It is all too common that, on any given weekday, my waking hours are spent rushing from home to office, appointment to conference in a flurry of corporate glad-handing and client-serving correspondence. The meantime is riddled with conference calls and emails, techno-jargon and corporate-America productivity babble. The days are a whirlwind of faux-synergy and rarely are the emergencies my clients present me anywhere near the panic level they assume.
So when, while I was on my way to a customer appointment last week, I realized that I had allowed enough time in my schedule to stop at a restaurant for lunch, I was stymied. Generally my noonday meal consists of a drive-through delivery of greasy, processed beef stuck between two dry halves of a hamburger bun. This mediocre excuse for a sandwich is sometimes accompanied by reconstituted freeze-dried onions, a dab of ketchup, and a couple of bland pickles. Rarely does this debacle of a meal come with any serving of satisfaction.
On the way to my appointment I had spied several local restaurants lining the street where I was meeting my client. Flipping a pugnacious glance toward the fast food chains as I passed, I opted for a seat at an outdoor table outside a dining establishment that called itself Shanahan's. The sun cast a surprisingly warm glow for a March day, and I couldn't imagine sitting inside the dark, cavernous bar for lunch on such a day.
Sipping my Arnold Palmer - A refreshing combination of iced tea and lemonade, I soaked up the vitamin D as I read an article about hate crimes in Chicago from the alternative weekly rag I pulled out of the machine down the street. I ordered a reuben sandwich and realized that it had been a ages since my work schedule had allowed me to pause long enough to enjoy a decent meal, an opportunity to read leisurely, and a respite from the baying of my clientele.
So much of American business culture is focused on productivity and the result is not the desired increase in success, but rather an ineffectual workforce who plays games with the reporting of their weekly activity in order to avoid scrutiny from their management. We worry so much about our quotas, our activity reports, and our Outlook Calendars that we lose sight of the reason why we strive to reach out to the organizations we are supposed to be serving. The result is a disenfranchised workforce who cares little for their clients and less for their bosses.
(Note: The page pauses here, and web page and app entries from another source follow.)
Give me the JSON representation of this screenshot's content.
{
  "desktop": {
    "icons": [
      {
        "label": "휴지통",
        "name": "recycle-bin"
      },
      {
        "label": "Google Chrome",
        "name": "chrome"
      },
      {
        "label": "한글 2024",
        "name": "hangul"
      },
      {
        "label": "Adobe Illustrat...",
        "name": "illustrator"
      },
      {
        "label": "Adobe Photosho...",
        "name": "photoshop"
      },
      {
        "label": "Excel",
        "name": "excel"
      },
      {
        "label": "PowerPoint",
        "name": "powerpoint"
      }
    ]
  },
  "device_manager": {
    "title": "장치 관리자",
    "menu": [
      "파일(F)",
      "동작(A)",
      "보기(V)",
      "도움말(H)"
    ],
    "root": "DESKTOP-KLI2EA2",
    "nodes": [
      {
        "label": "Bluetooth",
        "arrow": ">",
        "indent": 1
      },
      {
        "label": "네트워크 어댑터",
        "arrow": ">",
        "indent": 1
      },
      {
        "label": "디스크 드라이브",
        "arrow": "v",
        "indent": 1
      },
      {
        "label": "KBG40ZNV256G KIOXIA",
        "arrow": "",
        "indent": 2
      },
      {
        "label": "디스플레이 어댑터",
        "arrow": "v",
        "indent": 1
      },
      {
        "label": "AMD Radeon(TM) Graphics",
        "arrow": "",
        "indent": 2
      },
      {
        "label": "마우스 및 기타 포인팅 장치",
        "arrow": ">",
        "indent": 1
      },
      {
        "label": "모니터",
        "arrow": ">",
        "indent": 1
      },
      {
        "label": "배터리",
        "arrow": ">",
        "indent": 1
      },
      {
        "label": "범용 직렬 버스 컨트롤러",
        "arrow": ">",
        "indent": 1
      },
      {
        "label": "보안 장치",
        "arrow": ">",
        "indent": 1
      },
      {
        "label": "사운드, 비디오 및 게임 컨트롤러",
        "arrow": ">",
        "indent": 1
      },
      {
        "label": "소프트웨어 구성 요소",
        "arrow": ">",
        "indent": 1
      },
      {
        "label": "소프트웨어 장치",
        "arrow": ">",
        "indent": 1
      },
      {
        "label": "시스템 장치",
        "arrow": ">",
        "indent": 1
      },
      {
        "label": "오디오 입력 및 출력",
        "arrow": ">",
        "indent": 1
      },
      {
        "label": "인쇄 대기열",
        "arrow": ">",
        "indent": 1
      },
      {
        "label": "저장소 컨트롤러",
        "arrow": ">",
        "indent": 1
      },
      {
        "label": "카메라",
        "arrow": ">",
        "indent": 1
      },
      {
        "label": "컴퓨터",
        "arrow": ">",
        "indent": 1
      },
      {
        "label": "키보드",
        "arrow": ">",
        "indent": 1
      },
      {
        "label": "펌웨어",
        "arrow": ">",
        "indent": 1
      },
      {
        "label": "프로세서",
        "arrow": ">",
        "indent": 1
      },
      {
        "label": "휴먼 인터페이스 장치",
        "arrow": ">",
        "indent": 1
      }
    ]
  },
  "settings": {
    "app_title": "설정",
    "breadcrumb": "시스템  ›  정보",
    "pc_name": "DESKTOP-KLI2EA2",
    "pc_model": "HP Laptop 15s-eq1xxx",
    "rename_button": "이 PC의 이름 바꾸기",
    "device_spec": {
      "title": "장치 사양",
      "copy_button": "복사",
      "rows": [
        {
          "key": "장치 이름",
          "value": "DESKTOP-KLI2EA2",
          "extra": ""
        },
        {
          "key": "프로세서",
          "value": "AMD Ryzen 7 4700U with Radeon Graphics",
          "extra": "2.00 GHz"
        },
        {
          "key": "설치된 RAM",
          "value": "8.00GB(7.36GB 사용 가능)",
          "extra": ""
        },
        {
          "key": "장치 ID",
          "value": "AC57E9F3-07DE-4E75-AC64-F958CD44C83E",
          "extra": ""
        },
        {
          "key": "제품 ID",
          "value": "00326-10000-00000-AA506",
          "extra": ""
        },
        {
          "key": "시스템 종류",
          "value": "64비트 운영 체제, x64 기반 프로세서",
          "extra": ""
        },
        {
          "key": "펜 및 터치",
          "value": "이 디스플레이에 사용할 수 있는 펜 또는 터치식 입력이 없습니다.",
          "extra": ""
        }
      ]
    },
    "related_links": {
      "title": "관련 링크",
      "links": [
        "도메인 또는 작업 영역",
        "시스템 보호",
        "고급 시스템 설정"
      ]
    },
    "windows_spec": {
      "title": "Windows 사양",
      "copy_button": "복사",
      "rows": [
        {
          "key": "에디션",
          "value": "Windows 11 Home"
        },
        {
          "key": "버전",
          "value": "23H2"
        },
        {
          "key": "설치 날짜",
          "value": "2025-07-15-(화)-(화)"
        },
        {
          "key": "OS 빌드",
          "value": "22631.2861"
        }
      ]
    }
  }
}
I've resolved to take at least one day each week and find a new restaurant to explore. The establishment cannot serve sandwiches in paper wrappings, and cannot be a national chain. If I can engage the owner or a manager in a robust conversation, all the better. My hope is that allowing myself the opportunity to pause and enjoy my dining experience will make me a more productive member of the organization that I represent.